++++ Study material

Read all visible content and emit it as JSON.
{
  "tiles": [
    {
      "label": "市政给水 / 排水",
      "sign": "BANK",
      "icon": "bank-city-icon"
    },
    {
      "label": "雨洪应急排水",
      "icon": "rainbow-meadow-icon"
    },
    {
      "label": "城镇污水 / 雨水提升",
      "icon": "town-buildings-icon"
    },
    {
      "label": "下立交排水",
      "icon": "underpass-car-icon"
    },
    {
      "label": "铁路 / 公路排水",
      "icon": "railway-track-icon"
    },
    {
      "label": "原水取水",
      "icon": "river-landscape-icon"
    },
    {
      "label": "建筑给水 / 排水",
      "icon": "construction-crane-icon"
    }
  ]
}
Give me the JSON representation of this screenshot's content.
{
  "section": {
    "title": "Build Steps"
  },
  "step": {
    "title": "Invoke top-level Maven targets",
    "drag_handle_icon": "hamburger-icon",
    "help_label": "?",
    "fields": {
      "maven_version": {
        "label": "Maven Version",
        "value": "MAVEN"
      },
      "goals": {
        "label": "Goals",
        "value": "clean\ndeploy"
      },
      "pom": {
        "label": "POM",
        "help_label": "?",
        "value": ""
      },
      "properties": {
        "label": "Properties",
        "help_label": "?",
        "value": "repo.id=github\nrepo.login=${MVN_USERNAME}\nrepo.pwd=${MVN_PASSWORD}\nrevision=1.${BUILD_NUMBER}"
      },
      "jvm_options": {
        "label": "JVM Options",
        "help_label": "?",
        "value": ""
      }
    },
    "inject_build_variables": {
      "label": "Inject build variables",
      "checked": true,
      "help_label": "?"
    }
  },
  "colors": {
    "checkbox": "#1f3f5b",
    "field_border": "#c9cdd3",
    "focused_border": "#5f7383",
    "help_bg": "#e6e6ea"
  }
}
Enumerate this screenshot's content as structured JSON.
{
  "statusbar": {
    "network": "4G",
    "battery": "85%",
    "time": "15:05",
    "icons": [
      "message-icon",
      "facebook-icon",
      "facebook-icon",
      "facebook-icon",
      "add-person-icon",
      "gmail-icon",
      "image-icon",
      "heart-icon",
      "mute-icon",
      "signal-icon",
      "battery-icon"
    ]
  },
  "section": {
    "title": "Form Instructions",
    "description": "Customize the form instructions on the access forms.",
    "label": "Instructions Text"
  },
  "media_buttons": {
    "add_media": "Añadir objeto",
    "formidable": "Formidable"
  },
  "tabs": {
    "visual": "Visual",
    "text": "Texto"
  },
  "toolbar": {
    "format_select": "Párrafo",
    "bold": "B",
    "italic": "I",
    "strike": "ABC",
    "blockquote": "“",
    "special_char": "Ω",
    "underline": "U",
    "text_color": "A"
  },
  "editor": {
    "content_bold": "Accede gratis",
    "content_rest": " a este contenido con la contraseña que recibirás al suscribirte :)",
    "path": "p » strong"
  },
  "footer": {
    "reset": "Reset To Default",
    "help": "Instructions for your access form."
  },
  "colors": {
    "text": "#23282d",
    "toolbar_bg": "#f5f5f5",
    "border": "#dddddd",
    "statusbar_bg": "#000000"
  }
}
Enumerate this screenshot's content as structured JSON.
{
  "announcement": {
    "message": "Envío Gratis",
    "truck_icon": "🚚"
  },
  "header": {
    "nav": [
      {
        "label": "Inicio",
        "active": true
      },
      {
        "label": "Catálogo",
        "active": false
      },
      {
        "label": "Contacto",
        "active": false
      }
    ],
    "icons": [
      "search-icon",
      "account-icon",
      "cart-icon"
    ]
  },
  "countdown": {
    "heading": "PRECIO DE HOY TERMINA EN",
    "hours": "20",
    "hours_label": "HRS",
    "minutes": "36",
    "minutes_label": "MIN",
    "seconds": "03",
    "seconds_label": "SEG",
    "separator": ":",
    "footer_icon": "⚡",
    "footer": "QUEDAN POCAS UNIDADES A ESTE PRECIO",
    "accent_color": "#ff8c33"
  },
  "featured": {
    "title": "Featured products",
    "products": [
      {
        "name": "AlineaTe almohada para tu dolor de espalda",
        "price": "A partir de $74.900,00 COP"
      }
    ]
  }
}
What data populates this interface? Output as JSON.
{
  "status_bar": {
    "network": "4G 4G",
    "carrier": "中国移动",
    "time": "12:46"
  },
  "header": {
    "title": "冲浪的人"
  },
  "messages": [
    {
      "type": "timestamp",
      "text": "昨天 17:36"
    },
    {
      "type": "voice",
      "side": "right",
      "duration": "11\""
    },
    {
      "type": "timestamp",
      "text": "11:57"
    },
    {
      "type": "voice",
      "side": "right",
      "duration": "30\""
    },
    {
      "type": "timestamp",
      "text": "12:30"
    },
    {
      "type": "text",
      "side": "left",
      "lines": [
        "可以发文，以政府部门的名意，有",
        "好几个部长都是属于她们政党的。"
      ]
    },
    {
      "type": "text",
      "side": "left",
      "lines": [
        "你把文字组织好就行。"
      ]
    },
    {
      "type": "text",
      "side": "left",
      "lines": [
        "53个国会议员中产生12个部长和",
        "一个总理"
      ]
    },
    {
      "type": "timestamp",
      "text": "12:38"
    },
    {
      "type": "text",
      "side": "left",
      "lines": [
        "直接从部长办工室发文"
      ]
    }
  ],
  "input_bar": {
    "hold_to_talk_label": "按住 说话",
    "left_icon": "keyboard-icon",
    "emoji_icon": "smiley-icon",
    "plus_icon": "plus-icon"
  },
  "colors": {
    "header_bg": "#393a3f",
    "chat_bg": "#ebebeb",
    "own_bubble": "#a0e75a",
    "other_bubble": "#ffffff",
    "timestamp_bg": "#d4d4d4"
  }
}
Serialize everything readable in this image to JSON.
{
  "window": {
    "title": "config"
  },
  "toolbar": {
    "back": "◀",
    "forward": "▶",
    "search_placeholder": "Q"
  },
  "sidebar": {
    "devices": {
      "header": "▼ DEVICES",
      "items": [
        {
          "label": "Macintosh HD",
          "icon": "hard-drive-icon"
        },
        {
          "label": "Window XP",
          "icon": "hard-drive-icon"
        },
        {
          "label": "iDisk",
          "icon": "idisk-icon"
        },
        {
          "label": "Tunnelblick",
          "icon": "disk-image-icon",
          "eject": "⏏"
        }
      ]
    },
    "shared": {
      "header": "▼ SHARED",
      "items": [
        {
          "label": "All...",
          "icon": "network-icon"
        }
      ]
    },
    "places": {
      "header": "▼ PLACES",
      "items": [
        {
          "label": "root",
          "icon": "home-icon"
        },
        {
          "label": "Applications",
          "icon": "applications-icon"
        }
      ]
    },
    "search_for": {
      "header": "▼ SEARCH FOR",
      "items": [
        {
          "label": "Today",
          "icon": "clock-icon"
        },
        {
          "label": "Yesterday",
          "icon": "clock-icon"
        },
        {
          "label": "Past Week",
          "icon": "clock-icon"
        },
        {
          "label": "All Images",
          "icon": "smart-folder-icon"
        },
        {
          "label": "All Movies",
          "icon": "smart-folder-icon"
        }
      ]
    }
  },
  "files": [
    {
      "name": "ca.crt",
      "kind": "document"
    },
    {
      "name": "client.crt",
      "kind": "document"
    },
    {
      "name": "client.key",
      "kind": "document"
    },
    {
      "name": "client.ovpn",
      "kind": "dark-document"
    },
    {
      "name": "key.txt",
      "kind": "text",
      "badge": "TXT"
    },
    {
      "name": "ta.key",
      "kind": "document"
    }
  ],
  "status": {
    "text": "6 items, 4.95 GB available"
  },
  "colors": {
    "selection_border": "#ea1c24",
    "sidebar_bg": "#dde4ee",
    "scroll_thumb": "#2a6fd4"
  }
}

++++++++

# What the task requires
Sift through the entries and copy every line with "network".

# Your response
    "network": "4G",
    "network": "4G 4G",
          "icon": "network-icon"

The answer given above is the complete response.